■ ACTIVITY ■
Copy all the data exactly, except the pictures.

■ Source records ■
══════════

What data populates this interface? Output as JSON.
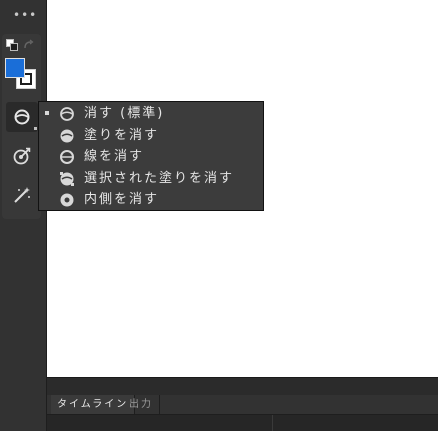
{
  "toolbar": {
    "more_glyph": "•••",
    "fill_color": "#1a6ed8",
    "stroke_color": "#ffffff",
    "tools": [
      {
        "name": "eraser-tool",
        "icon": "eraser-icon"
      },
      {
        "name": "paint-bucket-tool",
        "icon": "paint-target-icon"
      },
      {
        "name": "magic-wand-tool",
        "icon": "magic-wand-icon"
      }
    ]
  },
  "flyout": {
    "items": [
      {
        "label": "消す (標準)",
        "icon": "erase-normal-icon",
        "selected": true
      },
      {
        "label": "塗りを消す",
        "icon": "erase-fills-icon",
        "selected": false
      },
      {
        "label": "線を消す",
        "icon": "erase-lines-icon",
        "selected": false
      },
      {
        "label": "選択された塗りを消す",
        "icon": "erase-selected-fills-icon",
        "selected": false
      },
      {
        "label": "内側を消す",
        "icon": "erase-inside-icon",
        "selected": false
      }
    ]
  },
  "timeline": {
    "tabs": [
      "タイムライン",
      "出力"
    ]
  },
  "colors": {
    "panel_bg": "#323232",
    "menu_bg": "#3c3c3c",
    "accent_blue": "#1a6ed8"
  }
}
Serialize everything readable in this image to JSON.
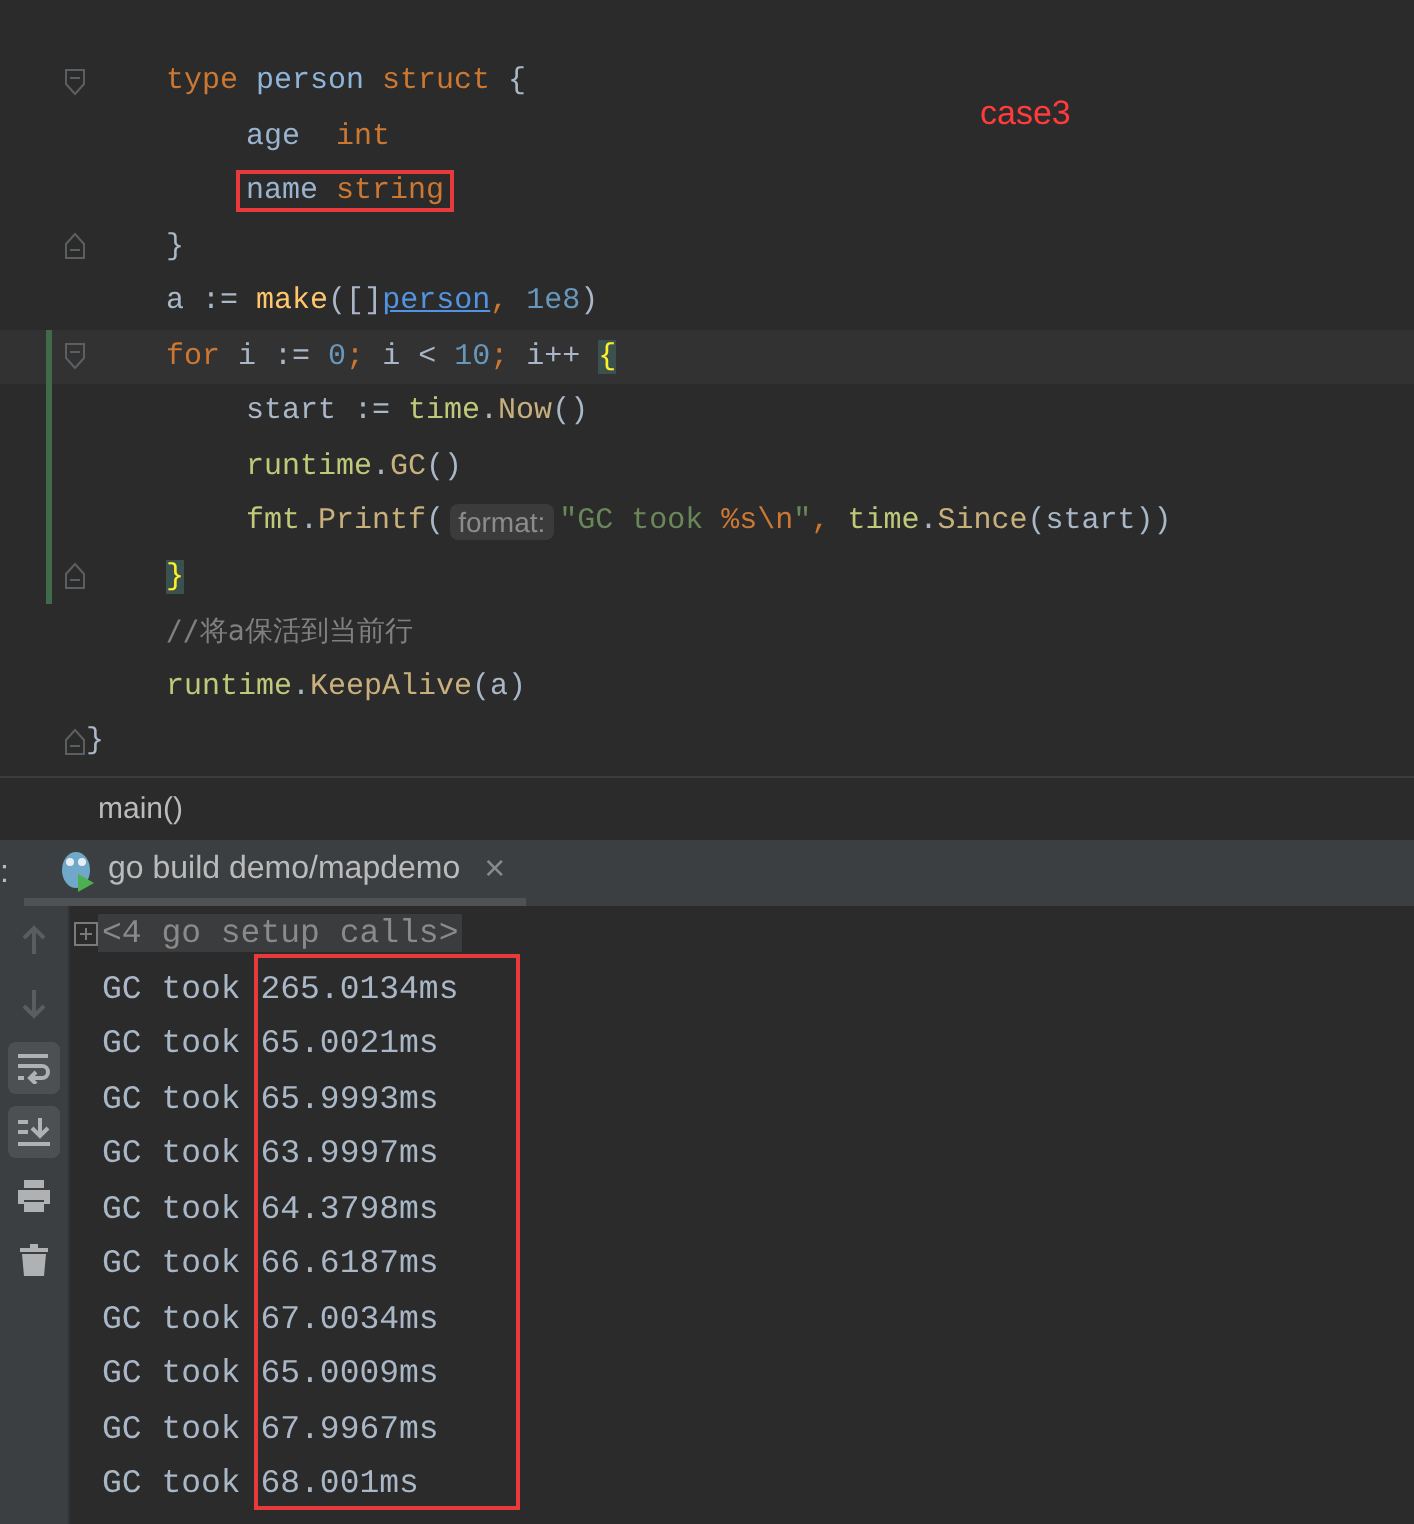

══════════

■ WRITTEN ANSWER ■
What data populates this interface? Output as JSON.
{
  "toolbar": {
    "more_glyph": "•••",
    "fill_color": "#1a6ed8",
    "stroke_color": "#ffffff",
    "tools": [
      {
        "name": "eraser-tool",
        "icon": "eraser-icon"
      },
      {
        "name": "paint-bucket-tool",
        "icon": "paint-target-icon"
      },
      {
        "name": "magic-wand-tool",
        "icon": "magic-wand-icon"
      }
    ]
  },
  "flyout": {
    "items": [
      {
        "label": "消す (標準)",
        "icon": "erase-normal-icon",
        "selected": true
      },
      {
        "label": "塗りを消す",
        "icon": "erase-fills-icon",
        "selected": false
      },
      {
        "label": "線を消す",
        "icon": "erase-lines-icon",
        "selected": false
      },
      {
        "label": "選択された塗りを消す",
        "icon": "erase-selected-fills-icon",
        "selected": false
      },
      {
        "label": "内側を消す",
        "icon": "erase-inside-icon",
        "selected": false
      }
    ]
  },
  "timeline": {
    "tabs": [
      "タイムライン",
      "出力"
    ]
  },
  "colors": {
    "panel_bg": "#323232",
    "menu_bg": "#3c3c3c",
    "accent_blue": "#1a6ed8"
  }
}
Serialize everything readable in this image to JSON.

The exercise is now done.